Researchers use antibacterial nanoparticles to prolong dental restorations
OAK RIDGE, Tenn., U.S.: Researchers have been using neutron scattering to study how nanoparticles with antibacterial properties could be added to adhesive resins that are used by dentists to strengthen the bond between a tooth and its polymer composite filling. This would help reduce the number of dental restorations failing as a result of cracking and secondary caries.
“The adhesive layer applied by a dentist prior to filling a cavity is fundamental to the success of the restoration, because the polymer materials used in fillings can promote the growth of biofilms,” said lead author of the study Dr. Fernando Luis Esteban Florez, an assistant professor at the University of Oklahoma Health Sciences Center, Oklahoma City, U.S. “Also, tiny imperfections in the adhesive surface can lead to early-stage cracking that also contributes to the failure of restorations.”
The research team developed an experimental dental adhesive resin containing modified (nitrogen-doped) nanoscale titanium dioxide (N_TiO2) particles. They then studied samples of the adhesive resin using small-angle neutron scattering in Oak Ridge National Laboratory’s (ORNL’s) High Flux Isotope Reactor (HFIR) to determine the optimal shape, modifications and dispersion for the particles.
“In creating the adhesive resin, we modified the surface of the N_TiO2 nanoparticles with silanes and proteins to improve both the function of the nanoparticles within the polymer matrix and the ability of these materials to establish covalent bonds to a tooth’s naturally occurring proteins,” said co-author of the study Dr. Adam J. Rondinone, a senior staff scientist at ORNL’s Center for Nanophase Materials Sciences. “The benefit of using the Bio-SANS beamline instrument at HFIR is that the neutrons can tell us how the proteins bond to the N_TiO2 and how the particles disperse,” he explained.

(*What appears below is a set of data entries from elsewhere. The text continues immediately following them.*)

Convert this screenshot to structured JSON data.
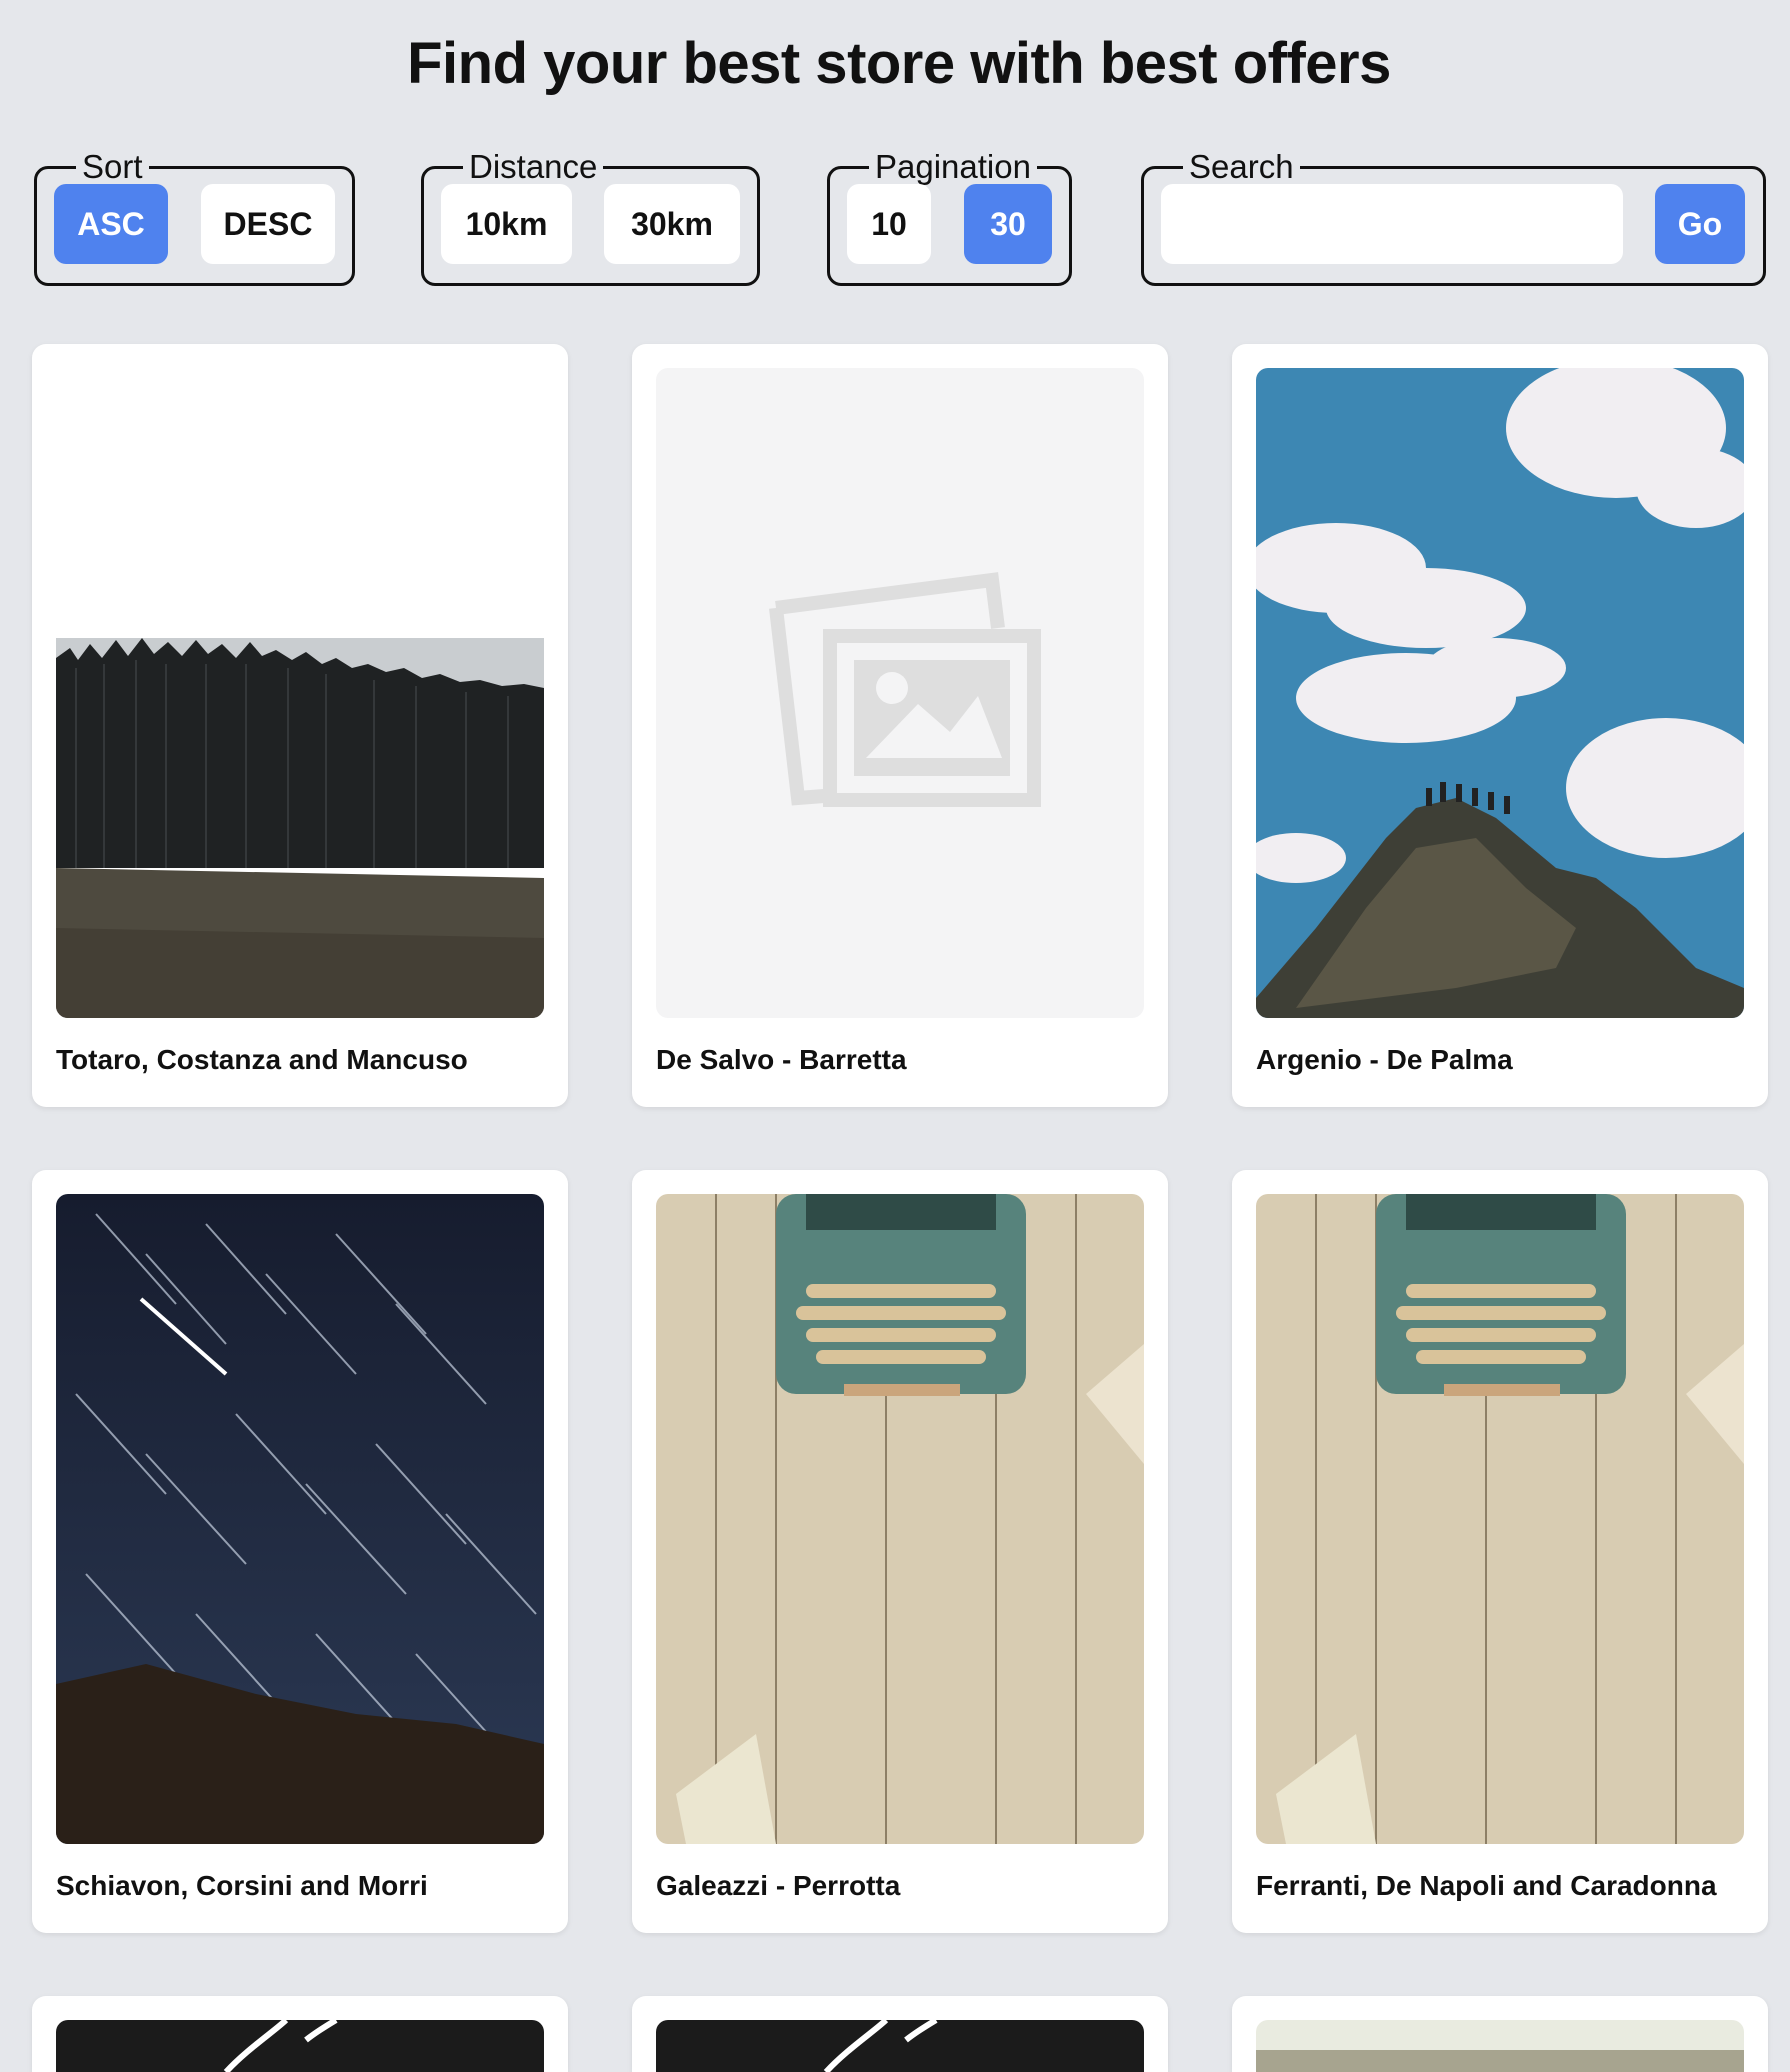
{
  "header": {
    "title": "Find your best store with best offers"
  },
  "filters": {
    "sort": {
      "legend": "Sort",
      "options": [
        "ASC",
        "DESC"
      ],
      "selected": "ASC"
    },
    "distance": {
      "legend": "Distance",
      "options": [
        "10km",
        "30km"
      ],
      "selected": null
    },
    "pagination": {
      "legend": "Pagination",
      "options": [
        "10",
        "30"
      ],
      "selected": "30"
    },
    "search": {
      "legend": "Search",
      "value": "",
      "placeholder": "",
      "button_label": "Go"
    }
  },
  "colors": {
    "accent": "#4f82ee",
    "background": "#e5e7eb",
    "card": "#ffffff"
  },
  "stores": [
    {
      "name": "Totaro, Costanza and Mancuso",
      "image": "forest-field-photo"
    },
    {
      "name": "De Salvo - Barretta",
      "image": "image-placeholder-icon"
    },
    {
      "name": "Argenio - De Palma",
      "image": "mountain-sky-photo"
    },
    {
      "name": "Schiavon, Corsini and Morri",
      "image": "star-trails-photo"
    },
    {
      "name": "Galeazzi - Perrotta",
      "image": "typewriter-photo"
    },
    {
      "name": "Ferranti, De Napoli and Caradonna",
      "image": "typewriter-photo"
    },
    {
      "name": "",
      "image": "handwriting-dark-photo"
    },
    {
      "name": "",
      "image": "handwriting-dark-photo"
    },
    {
      "name": "",
      "image": "blurred-landscape-photo"
    }
  ]
}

Early results show that the nanoparticles disperse well and are compatible with the commercially available adhesive resin that the scientists used in their test. Additionally, the new adhesive resin exhibits active on-demand antibacterial activity when irradiated with visible light, and passive on-contact antibacterial effects, even in a dark setting. This dual capability could enable a dentist to use light to improve the adhesive’s antimicrobial activity before filling the cavity. Afterward, the adhesive would serve as a long-term, contact-based antibacterial barrier.

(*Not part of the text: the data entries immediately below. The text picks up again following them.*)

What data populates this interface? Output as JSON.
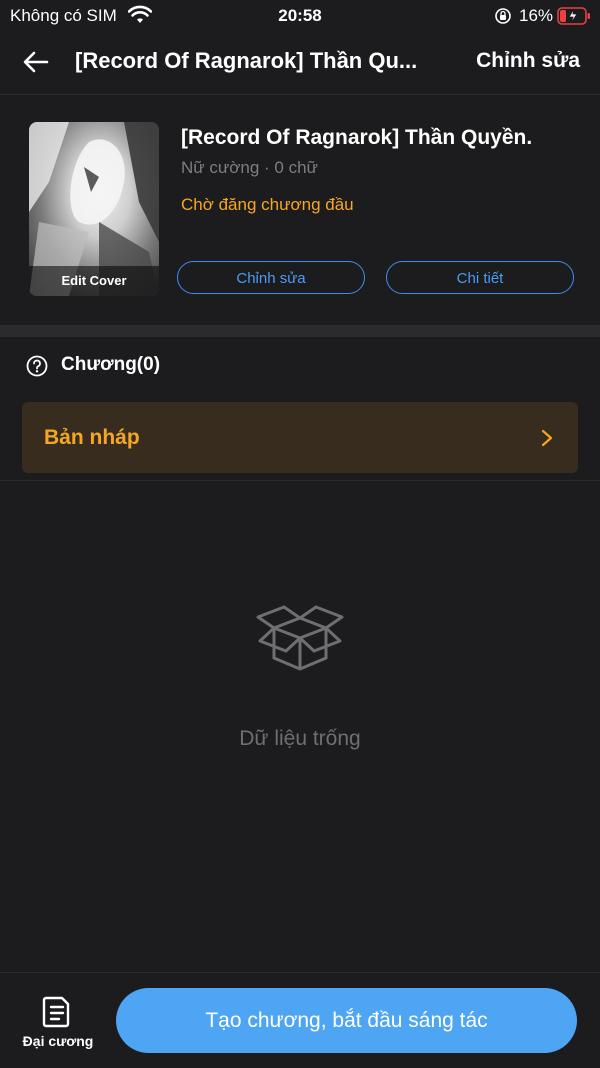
{
  "status_bar": {
    "carrier": "Không có SIM",
    "time": "20:58",
    "battery": "16%"
  },
  "nav": {
    "title": "[Record Of Ragnarok] Thần Qu...",
    "edit_label": "Chỉnh sửa"
  },
  "book": {
    "title": "[Record Of Ragnarok] Thần Quyền.",
    "meta": "Nữ cường · 0 chữ",
    "status": "Chờ đăng chương đầu",
    "cover_label": "Edit Cover",
    "edit_button": "Chỉnh sửa",
    "detail_button": "Chi tiết"
  },
  "chapters": {
    "label": "Chương(0)",
    "draft_label": "Bản nháp",
    "empty_text": "Dữ liệu trống"
  },
  "bottom": {
    "outline_label": "Đại cương",
    "create_label": "Tạo chương, bắt đầu sáng tác"
  },
  "colors": {
    "accent": "#4ea5f4",
    "orange": "#f5a623",
    "background": "#1c1c1e"
  }
}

The researchers are now planning to use neutron scattering to evaluate the potential bioactivity of the nanoparticles. “Studies have shown that nanoparticles can initiate the growth of crystalline structures and guide them to become chemically bound to teeth,” said Florez. “We plan to functionalize our N_TiO2 particles to produce crystals of hydroxyapatite, the primary component of dentin, which could promote the growth of the dentin layer to minimize gaps at the adhesive interface.”

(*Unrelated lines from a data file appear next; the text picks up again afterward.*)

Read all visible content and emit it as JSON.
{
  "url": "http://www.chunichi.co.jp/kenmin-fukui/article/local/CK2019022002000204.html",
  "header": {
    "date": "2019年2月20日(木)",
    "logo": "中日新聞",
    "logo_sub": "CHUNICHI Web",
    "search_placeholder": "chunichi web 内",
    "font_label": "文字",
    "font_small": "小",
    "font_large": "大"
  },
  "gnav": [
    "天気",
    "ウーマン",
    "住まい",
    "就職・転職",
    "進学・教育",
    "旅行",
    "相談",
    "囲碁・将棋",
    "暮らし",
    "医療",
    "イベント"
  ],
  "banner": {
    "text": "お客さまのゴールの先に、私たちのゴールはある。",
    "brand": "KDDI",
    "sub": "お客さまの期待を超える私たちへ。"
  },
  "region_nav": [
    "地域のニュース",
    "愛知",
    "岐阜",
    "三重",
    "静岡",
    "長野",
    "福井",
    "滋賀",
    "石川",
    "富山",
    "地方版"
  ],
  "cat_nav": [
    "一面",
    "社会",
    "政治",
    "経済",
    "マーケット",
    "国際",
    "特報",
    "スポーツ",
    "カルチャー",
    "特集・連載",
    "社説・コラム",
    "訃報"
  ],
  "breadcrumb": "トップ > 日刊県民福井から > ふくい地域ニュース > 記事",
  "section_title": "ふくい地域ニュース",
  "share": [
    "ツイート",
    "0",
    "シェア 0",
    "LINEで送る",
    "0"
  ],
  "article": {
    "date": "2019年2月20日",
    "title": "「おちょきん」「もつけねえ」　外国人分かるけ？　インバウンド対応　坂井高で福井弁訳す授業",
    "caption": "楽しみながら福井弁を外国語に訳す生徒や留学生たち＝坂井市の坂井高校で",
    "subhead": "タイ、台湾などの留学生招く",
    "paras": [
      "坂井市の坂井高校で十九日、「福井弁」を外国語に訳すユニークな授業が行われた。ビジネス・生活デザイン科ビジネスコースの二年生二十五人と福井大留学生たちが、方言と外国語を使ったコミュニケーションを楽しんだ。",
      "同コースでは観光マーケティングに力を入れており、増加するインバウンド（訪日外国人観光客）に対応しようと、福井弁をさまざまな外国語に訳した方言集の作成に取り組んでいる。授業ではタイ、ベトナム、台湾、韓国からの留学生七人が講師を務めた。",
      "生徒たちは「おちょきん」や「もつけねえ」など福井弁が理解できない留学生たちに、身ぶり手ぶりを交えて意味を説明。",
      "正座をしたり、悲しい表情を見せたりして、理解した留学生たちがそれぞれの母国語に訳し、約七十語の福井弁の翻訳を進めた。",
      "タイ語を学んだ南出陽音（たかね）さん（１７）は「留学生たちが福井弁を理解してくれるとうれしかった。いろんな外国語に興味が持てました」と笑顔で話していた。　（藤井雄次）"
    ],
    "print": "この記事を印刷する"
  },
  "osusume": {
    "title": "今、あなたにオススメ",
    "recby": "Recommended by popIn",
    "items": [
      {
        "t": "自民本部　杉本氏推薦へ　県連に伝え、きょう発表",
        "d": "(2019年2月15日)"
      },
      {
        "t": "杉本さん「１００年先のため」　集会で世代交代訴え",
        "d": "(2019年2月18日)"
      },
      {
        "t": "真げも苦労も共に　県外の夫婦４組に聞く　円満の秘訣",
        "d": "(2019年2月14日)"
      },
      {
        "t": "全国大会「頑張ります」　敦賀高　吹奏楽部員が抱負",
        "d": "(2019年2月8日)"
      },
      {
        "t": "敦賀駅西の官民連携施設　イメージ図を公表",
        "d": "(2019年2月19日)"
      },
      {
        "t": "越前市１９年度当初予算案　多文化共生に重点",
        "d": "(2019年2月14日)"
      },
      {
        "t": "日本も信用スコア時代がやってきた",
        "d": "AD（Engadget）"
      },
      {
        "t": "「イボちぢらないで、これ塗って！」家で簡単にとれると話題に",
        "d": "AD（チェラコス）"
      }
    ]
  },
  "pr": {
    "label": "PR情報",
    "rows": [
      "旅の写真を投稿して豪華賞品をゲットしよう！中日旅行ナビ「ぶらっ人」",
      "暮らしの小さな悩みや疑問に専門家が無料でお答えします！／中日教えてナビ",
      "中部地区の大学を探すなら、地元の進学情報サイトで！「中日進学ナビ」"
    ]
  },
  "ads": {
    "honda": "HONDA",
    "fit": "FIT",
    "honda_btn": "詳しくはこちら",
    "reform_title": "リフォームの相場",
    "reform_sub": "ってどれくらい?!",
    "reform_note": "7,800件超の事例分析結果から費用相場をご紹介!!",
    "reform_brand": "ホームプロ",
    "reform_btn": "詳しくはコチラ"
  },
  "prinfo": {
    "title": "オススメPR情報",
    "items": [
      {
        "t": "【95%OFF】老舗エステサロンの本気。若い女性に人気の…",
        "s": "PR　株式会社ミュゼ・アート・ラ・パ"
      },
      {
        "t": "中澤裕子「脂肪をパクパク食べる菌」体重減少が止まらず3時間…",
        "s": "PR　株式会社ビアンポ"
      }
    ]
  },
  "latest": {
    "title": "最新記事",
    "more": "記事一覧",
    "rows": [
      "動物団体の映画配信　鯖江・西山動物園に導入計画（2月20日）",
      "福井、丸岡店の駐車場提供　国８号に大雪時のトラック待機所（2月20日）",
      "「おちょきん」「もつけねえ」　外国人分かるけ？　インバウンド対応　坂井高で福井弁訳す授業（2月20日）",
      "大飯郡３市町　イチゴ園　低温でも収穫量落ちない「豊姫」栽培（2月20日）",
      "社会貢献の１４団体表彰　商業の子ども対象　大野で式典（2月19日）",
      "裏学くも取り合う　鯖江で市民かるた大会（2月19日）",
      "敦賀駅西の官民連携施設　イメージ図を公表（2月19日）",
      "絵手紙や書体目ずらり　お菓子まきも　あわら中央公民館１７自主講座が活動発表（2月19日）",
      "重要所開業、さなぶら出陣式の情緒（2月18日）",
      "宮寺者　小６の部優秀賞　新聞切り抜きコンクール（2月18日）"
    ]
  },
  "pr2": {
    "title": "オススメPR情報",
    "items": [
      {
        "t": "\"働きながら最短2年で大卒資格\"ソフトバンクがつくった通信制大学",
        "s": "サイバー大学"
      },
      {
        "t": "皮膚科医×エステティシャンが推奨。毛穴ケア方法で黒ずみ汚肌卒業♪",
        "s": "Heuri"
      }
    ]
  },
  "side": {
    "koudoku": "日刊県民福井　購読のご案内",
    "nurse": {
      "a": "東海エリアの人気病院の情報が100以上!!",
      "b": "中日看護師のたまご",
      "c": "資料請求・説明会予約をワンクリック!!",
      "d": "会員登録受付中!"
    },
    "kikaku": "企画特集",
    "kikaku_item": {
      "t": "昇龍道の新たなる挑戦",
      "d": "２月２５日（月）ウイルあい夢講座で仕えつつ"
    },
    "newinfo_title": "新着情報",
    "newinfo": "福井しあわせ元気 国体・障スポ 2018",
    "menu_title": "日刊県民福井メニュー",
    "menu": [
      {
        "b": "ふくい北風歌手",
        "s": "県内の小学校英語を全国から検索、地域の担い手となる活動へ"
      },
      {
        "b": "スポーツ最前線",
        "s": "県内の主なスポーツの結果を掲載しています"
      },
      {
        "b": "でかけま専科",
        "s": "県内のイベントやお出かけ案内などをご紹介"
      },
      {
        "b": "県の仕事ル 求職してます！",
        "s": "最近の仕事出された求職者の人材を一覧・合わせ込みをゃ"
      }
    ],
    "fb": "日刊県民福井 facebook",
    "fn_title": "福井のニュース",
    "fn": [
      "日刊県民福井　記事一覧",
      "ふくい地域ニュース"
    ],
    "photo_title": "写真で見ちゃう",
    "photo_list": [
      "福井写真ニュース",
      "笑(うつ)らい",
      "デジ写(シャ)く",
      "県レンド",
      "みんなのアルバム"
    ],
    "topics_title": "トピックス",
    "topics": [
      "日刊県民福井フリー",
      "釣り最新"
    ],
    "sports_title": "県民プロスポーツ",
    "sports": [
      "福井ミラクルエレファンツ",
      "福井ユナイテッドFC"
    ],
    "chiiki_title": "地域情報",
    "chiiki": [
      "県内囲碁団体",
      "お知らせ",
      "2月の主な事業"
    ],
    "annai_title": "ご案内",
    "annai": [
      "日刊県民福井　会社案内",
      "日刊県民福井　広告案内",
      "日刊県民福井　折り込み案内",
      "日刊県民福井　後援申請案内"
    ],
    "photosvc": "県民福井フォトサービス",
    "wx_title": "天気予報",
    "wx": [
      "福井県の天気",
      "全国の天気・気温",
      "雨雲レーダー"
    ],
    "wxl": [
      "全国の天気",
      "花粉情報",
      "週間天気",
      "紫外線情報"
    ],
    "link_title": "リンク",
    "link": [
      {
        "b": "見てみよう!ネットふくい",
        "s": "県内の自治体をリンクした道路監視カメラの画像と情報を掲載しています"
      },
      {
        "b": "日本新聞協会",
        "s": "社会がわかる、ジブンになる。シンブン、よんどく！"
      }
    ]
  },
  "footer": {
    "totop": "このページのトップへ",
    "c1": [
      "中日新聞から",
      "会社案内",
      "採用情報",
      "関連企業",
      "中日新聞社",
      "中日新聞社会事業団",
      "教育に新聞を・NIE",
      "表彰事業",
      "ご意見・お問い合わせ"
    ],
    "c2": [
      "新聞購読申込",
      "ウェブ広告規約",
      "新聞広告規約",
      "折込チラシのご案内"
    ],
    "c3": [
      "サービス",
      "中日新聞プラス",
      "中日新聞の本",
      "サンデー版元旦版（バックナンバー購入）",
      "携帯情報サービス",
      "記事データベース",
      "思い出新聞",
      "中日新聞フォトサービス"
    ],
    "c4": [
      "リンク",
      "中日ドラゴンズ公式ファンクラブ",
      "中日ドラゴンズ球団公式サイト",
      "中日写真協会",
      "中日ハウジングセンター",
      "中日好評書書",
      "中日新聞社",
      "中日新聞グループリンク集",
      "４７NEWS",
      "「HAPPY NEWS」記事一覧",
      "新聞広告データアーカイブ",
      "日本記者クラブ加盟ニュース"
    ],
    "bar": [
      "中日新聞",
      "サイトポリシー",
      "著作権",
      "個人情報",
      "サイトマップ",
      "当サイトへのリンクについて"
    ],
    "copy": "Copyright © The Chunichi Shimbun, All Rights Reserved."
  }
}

The study, titled “Antibacterial dental adhesive resins containing nitrogen-doped titanium dioxide nanoparticles,” was published on Dec. 1, 2018, in Materials Science and Engineering C: Materials for Biological Applications.